"The President affirmed that he looks forward to welcoming President Xi Jinping to the White House for a State Visit in September."
Fox News and SiriusXM announced today the launch of a new news channel.
"SiriusXM and FOX News today announced the launch of FOX News Headlines 24/7, a new national headline news service and full-time satellite radio channel produced by a dedicated team of FOX News journalists and contributors. The channel, part of a multi-year agreement, will launch in the fall of 2015 to all SiriusXM subscribers on channel 115," the press release reads.
Staffed 24 hours a day, 7 days a week and 365 days a year, FOX News Headlines 24/7 on SiriusXM will deliver the day’s top stories at any time. FOX News Senior Vice President of News Jay Wallace will oversee operations of the new channel, in addition to his current responsibilities managing news at FNC.
Utilizing the resources of FOX News, FOX Business Network, FOX News Radio, Foxnews.com, and Foxbusiness.com the new channel will be continuously updated with headlines, breaking news, on-scene reporting, business news, politics, entertainment, sports, and more. SiriusXM listeners will be able to access breaking news throughout their day wherever they listen to SiriusXM, whether in the vehicle, or via the SiriusXM app or online at siriusxm.com.
In a statement, FOX News chairman & CEO Roger Ailes says, “By creating this new news offering, we’re aiming to provide FOX News viewers and satellite radio subscribers the opportunity to stay informed with the latest headlines and breaking news from the network they have come to rely on and trust.”
The top Republican in the Senate is applauding President Obama after the passage of the trade bill.
“A new Congress that’s back to work for the middle class just notched another win for everyone who cares about strengthening American paychecks, American jobs, and the American economy. Achieving this positive outcome was never going to be easy, but it proves that the power of a good idea, no matter where it comes from, can win out over the stasis of gridlock," Senate majority leader Mitch McConnell says in a statement.
"That’s why Republicans were glad to accept President Obama’s support in advancing a principle we’ve long believed in — that we ought to show our support for American workers by knocking down unfair foreign trade barriers that discriminate against products stamped ‘Made in the USA.’ We’re grateful for the President’s efforts to help us move this idea forward, and we applaud him for speaking truth-to-power to his base.
“The legislation that will soon be signed into law will rightly enhance Congress’ oversight over both the administration and the trade negotiation process as it moves forward, and it will also ensure our ability to scrutinize and render a verdict on any trade deal inked by this administration or the next one.

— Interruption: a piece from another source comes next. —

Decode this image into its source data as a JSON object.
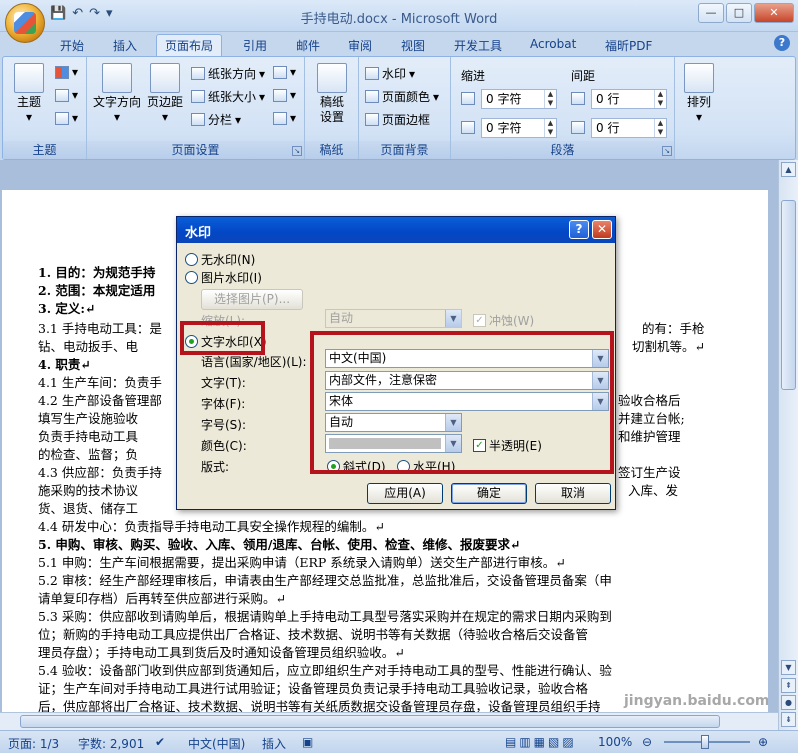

That’s a common-sense outcome for our country, and it’s another bipartisan achievement for the new Congress."